(DATA SUPPLIED)

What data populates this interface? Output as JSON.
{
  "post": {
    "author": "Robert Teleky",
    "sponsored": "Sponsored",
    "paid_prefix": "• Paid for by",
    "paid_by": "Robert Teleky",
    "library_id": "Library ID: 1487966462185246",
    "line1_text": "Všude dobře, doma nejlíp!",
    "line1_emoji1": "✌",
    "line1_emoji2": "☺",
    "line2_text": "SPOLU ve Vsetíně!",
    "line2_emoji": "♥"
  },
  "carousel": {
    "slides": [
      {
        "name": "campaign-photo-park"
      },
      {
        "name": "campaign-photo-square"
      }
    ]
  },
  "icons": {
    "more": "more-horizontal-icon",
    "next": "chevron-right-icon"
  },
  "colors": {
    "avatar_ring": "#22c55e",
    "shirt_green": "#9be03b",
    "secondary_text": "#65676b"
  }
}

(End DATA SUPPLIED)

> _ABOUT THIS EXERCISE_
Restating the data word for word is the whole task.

> _WRITTEN ANSWER_
What data populates this interface? Output as JSON.
{
  "post": {
    "author": "Robert Teleky",
    "sponsored": "Sponsored",
    "paid_prefix": "• Paid for by",
    "paid_by": "Robert Teleky",
    "library_id": "Library ID: 1487966462185246",
    "line1_text": "Všude dobře, doma nejlíp!",
    "line1_emoji1": "✌",
    "line1_emoji2": "☺",
    "line2_text": "SPOLU ve Vsetíně!",
    "line2_emoji": "♥"
  },
  "carousel": {
    "slides": [
      {
        "name": "campaign-photo-park"
      },
      {
        "name": "campaign-photo-square"
      }
    ]
  },
  "icons": {
    "more": "more-horizontal-icon",
    "next": "chevron-right-icon"
  },
  "colors": {
    "avatar_ring": "#22c55e",
    "shirt_green": "#9be03b",
    "secondary_text": "#65676b"
  }
}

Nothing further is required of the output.